‘Jews and Christians in the Byzantine Empire: Problems and Prospects’, in Christianity and Judaism, ed. Diana Wood (Oxford, 1992), 15–32.
‘Byzantium in the Cairo Genizah’, Byzantine and Modern Greek Studies 16 (1992), 34–47. [A catalogue of Genizah fragments of interest to Byzantinists.]
‘Jewish Education in the Byzantine Empire in the Twelfth Century’, in Jewish Education and Learning, eds. Glenda Abramson and Tudor Parfitt (Chur Switzerland, 1995), 115–128.
Greek Jewish Texts from the Cairo Genizah. Tübingen, 1996.
‘Etudier et prier à Byzance’, Revue des Etudes Juives 158 (1999), 51–59.
‘A Thousand Years of Hebrew in Byzantium’, in Hebrew Study from Ezra to Ben-Yehuda, ed. W. Horbury (Edinburgh, 1999), 147–161.
‘Hebrew inscriptions in the Etz Hayyim Synagogue, Chania’, Bulletin of Judaeo-Greek Studies 25 (Winter 1999/2000), 27–39.
‘Hebrews, Greeks or Romans? Jewish Identity in Byzantium’, in Strangers to Themselves: The Byzantine Outsider. Papers from the Thirty-second Spring Symposium of Byzantine Studies, University of Sussex, Brighton, March 1998, Dion C. Smythe, ed. (Aldershot, 2000), 105–118.
‘Hebrew Scholarship in Byzantium’, in Hebrew Scholarship and the Medieval World, ed. Nicholas de Lange, (Cambridge, 2001), 23–37.
‘Jews in the age of Justinian’, in The Cambridge Companion to the Age of Justinian, ed. M. Maas (Cambridge, 2005), 401–26.
‘Research on Byzantine Jewry: the state of the question’, in, Jewish Studies at the Central European University IV, 2003–2005, eds. András Kovács & Michael L. Miller (Budapest, 2006), 41–51.
‘Can we speak of Jewish Orthodoxy in Byzantium?’, in Byzantine Orthodoxies.
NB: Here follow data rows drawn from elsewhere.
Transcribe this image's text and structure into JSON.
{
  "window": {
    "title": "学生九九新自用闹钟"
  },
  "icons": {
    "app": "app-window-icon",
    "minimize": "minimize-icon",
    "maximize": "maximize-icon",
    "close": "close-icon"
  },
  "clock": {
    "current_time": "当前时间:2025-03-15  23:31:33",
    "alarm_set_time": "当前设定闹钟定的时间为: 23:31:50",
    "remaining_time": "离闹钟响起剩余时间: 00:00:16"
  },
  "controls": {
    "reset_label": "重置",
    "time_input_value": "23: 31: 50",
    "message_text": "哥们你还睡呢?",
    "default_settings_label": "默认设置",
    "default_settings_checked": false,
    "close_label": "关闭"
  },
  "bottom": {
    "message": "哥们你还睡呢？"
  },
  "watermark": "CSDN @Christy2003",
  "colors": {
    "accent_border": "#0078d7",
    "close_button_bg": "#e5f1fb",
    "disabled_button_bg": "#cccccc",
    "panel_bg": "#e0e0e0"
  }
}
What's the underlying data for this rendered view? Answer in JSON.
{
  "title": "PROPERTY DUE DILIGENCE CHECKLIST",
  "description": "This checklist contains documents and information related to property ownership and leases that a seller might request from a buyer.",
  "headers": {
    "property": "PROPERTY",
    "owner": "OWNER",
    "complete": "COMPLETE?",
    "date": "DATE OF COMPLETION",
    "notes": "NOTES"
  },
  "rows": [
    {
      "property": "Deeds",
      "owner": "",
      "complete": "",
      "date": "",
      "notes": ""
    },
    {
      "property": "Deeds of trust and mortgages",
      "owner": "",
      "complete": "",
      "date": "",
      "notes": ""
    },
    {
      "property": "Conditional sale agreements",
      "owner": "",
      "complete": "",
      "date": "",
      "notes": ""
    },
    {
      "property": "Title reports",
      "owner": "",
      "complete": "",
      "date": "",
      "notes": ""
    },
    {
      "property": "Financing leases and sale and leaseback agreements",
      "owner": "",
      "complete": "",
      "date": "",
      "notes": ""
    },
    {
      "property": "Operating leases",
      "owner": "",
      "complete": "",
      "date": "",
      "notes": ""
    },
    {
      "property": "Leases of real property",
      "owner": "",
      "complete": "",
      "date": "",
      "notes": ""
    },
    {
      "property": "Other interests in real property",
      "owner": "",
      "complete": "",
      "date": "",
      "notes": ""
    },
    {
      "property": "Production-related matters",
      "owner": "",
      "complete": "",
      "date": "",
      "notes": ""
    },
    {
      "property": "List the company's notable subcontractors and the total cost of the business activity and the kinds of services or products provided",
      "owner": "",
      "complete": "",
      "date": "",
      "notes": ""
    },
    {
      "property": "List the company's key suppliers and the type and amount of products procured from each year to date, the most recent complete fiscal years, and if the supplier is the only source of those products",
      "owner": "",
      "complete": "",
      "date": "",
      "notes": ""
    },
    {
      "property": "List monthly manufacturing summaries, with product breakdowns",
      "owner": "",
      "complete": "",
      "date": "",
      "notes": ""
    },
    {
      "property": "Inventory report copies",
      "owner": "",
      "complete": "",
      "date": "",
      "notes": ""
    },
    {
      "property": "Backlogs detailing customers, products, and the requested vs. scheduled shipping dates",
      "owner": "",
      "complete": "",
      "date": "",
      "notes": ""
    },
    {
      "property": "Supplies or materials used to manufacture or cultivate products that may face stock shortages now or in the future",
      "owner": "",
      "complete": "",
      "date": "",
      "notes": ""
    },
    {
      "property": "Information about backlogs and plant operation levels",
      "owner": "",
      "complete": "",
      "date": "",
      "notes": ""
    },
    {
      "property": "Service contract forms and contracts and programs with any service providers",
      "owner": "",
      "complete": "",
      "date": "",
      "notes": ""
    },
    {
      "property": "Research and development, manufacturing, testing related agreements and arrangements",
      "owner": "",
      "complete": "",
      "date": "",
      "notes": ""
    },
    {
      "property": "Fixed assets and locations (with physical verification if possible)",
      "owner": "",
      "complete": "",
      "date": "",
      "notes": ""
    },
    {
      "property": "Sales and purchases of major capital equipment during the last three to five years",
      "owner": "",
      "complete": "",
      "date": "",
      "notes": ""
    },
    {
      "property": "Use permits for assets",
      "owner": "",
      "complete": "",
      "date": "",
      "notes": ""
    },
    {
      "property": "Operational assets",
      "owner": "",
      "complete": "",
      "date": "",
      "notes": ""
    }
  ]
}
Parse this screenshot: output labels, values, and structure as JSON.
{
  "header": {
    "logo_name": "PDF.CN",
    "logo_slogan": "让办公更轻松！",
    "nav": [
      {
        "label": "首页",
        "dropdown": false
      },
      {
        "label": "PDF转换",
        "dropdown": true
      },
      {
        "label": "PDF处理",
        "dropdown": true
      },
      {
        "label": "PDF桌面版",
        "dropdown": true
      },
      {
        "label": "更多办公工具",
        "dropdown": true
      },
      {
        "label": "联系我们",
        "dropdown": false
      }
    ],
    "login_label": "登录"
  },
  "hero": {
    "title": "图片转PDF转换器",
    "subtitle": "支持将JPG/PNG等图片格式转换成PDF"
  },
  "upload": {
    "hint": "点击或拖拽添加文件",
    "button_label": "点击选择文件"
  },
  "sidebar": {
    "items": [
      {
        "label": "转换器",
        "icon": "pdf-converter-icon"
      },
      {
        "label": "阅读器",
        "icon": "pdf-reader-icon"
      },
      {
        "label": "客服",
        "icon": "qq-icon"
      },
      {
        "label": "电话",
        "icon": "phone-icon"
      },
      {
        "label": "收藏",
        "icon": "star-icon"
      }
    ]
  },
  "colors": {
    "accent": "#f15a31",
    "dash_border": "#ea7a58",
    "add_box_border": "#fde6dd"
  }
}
Papers from the Thirty-sixth Spring symposium of Byzantine Studies, University of Durham, 23–25 March 2002, eds. Andrew Louth & Augustine Casiday (Aldershot, 2006), 167–78.
(with Joshua Holo) ‘Jewish Sources’, in Byzantines and Crusaders in non-Greek sources, 1025-1204, ed. Mary Whitby (Oxford, 2007), 361–82.
‘The Greek Bible translations of the Byzantine Jews’ in The Old Testament in Byzantium, eds. Paul Magdalino & Robert Nelson (Washington DC, 2010), 39–54.